Writen By: Jim Rizzo - for Truckin Magazine
As one would imagine, perfection is a lofty goal - a goal most can only aspire to achieve and of which many fall well short. But, believe it or not, faultlessness is a way of life for the discriminating owner of this exceptional Effie. The '56 in question is owned by world-renowned guitar builder/luthier Bill Collings. Those who are musicians or guitar aficionados as well as classic truck fanatics will immediately relate to our references of flawlessness when used in conjunction with the name Bill Collings. But, for those who may not be familiar with the name or not quite understand why anyone would think of a person and a term as synonymous, we owe a bit of explanation before we proceed.
Bill Collings has been crafting what legions of musician's tout as the finest hollow-body acoustic guitar in the world out of his shop in Austin, Texas, since 1973. Musicians the likes of Eddie Van Halen, Paul Simon, Lyle Lovett, Joni Mitchell, and Lou Reed (to name a few) happily dole out $14,500 or more for a Collings guitar. What makes Collings guitars so desirable (aside from their magnificent sound) is there quality. Every one of the thousand or so guitars made by Collings and his crew of craftsmen each year are thoroughly inspected for even the most minute of imperfections, and from what we understand, end up in the scrap heap if any are found.
It was Bill's nearly fanatical penchant for perfection that caused him to hand the chore of crafting his F-100 over to the pros at Bobco of Lake Elsinore, California.

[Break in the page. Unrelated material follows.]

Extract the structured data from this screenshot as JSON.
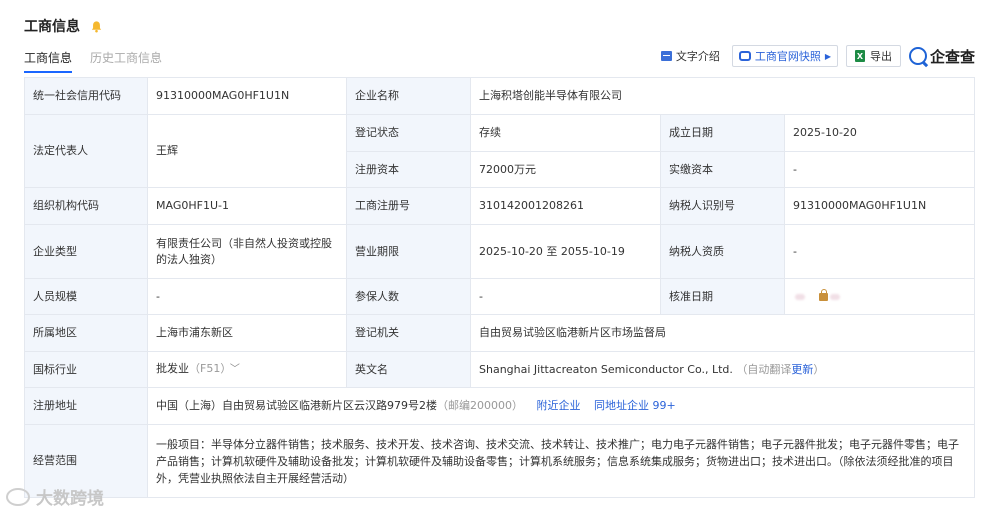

Not because he didn't have the talent to craft a classic pickup that would measure up to his own high standard, mind you, but because of the demands of his art and his insistence on enjoying quality time with his family.
Bill's choice of builders speaks volumes about Bobco's quality. "I just love good stuff," says Bill. "I don't care if it's a piece of sheetmetal or a guitar. I love the good, quality stuff." So, he entrusted his Effie project to those he was confident would give him the caliber of workmanship he expects of his own products - and the rest is, as they say, history.
The Bobco crew began the pickup's assembly by fashioning a fully custom chassis using the framerails crafted by Bill's own two hands. The fully tapered 2x6 rectangular tubing rails were outfitted with a Bobco tubular X-member, a Total Cost involved four link/coilover rear suspension setup (gripping a 4.11:1 geared Currie 9-inch rearend), and an Industrial Chassis Dakota IFS assembly (always Bobco's first choice for frontends). Once the chassis and suspension were complete and rolling on a quartet of 17-inch Budnik billet wheels, sights were turned to the fabrication and installation of engine/trans mounts and the pickup's drivetrain.
Along with his hand crafted framrails, Bill supplied Bobco with a ready-to-rock-'n'-roll 351-cube small-block. The engine had been meticulously (of course) machines by Dave at the Cylinder Head Shop of Austin and outfitted with all the best in go-fast goodies. The more-than-stout powerplant was backed by an AOD overdrive automatic and then nestled between the chassis rails and connected to the 9-inch rear via a custom Driveline Specialties driveshaft.
In the meantime, the Effie's cab and bed were being treated to a large helping of Bobco's renowned bodywork and paint prep. The cab was meticulously transformed from a standard small-window to a big-window configuration. The fuel tank was removed from inside the cab, the filler neck and door relocated to the rear fender, and the balance of the body was massaged into a mirror-smooth expanse before being treated to a (what else?) nearly flawless coating of PPG Bilbo Green urethane.
The cab was then mated to its new foundation and fitted with a full complement of glass, seals, weather-stripping, and wiring. The modified stock dash was treated to one of Bobco's own billet dash inserts (outfitted with VDO gauges). A vintage Air unit and top-of-the-line stereo system were given a home in the truck's cockpit, as was a Cadillac bench seat, and hide after hide of glove-soft vanilla-colored leather.
Bill's '56 made its debut at the Goodguys Del Mar Rod & Custom Nationals in Del Mar, California this past March and (no surprise to anybody) was a shoe-in for out sister publication. Classic Trucks magazine Top 5 Pick. Its next stop, on its way back to Austin, was Pat Ford's F-100 Supernationals where it was sure to wow the crowds before heading home and possibly see duty as a muscle in front of Bill's Porsche race car trailer. Hey, we told ya Bill is meticulous - you don't think he'd let just any old truck into his stable, would you?